Major League Baseball’s A-listers will take home 2013 GIBBY trophies — the ultimate honors of the industry’s awards season — based on votes by media, front-office personnel, MLB alumni, fans at MLB.com and SABR.
This year’s GIBBY Awards feature nominees in 22 categories. Individual honors will go to the MLB MVP, in addition to the year’s best Starting Pitcher, Hitter, Closer, Setup Man, Rookie, Breakout Hitter, Breakout Pitcher, Comeback Player, Defensive Player, Manager, Executive and Postseason Performer.
GIBBY trophies also will be awarded for the year’s top Play, Storyline, Hitting Performance, Pitching Performance, Oddity, Walk-off, Cut4 Topic, Regular-Season Moment and Postseason Moment, with video available via MLB.com’s Must C highlight reels.
All 30 clubs are represented among the award candidates.

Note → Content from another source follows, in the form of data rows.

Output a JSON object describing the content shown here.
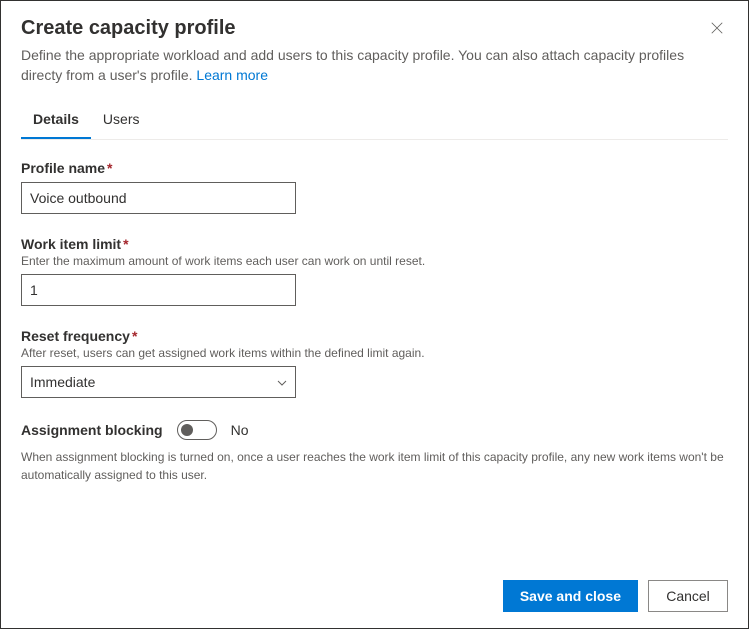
{
  "dialog": {
    "title": "Create capacity profile",
    "description": "Define the appropriate workload and add users to this capacity profile. You can also attach capacity profiles directy from a user's profile.",
    "learn_more": "Learn more"
  },
  "tabs": {
    "details": "Details",
    "users": "Users"
  },
  "fields": {
    "profile_name": {
      "label": "Profile name",
      "value": "Voice outbound"
    },
    "work_item_limit": {
      "label": "Work item limit",
      "help": "Enter the maximum amount of work items each user can work on until reset.",
      "value": "1"
    },
    "reset_frequency": {
      "label": "Reset frequency",
      "help": "After reset, users can get assigned work items within the defined limit again.",
      "value": "Immediate"
    },
    "assignment_blocking": {
      "label": "Assignment blocking",
      "state": "No",
      "help": "When assignment blocking is turned on, once a user reaches the work item limit of this capacity profile, any new work items won't be automatically assigned to this user."
    }
  },
  "footer": {
    "save": "Save and close",
    "cancel": "Cancel"
  }
}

In fact, every team has multiple nominees in 2013 — a testament to the parity of talent around the game.
The winners will be announced at a reception at the annual Baseball Winter Meetings, which will be held December 9-12, 2013, in Orlando, Florida.
I enjoy watching the great plays as much as the next person, and, as the saying goes, there’s always a chance you’ll see something you’ve never seen before (as when the Mets’ Daniel Murphy hit a ball that slipped perfectly through a gap in the outfield wall for a ground rule double). But the hyperbole employed by the announcers has worn thin over time. It seems that everything is “unbelievable.” Why? A player makes a leap to rob the batter of a home run is only unbelievable (to me at least) if he pulls it out of the upper deck, not at an eight foot wall. Maybe I’ve become jaded, but today’s ballplayers are more nimble, stronger and more agile in many cases it seems that their forebears. In addition, the gloves are bigger and better, which no doubt help. Plus we have the technology which gives us the ability to enjoy the p;lay from multiple angles, something that was unavailable to previous generations of fans.
So forgive me if I’m not going to let the announcer tell me what amazing, incredible, or unbelievable.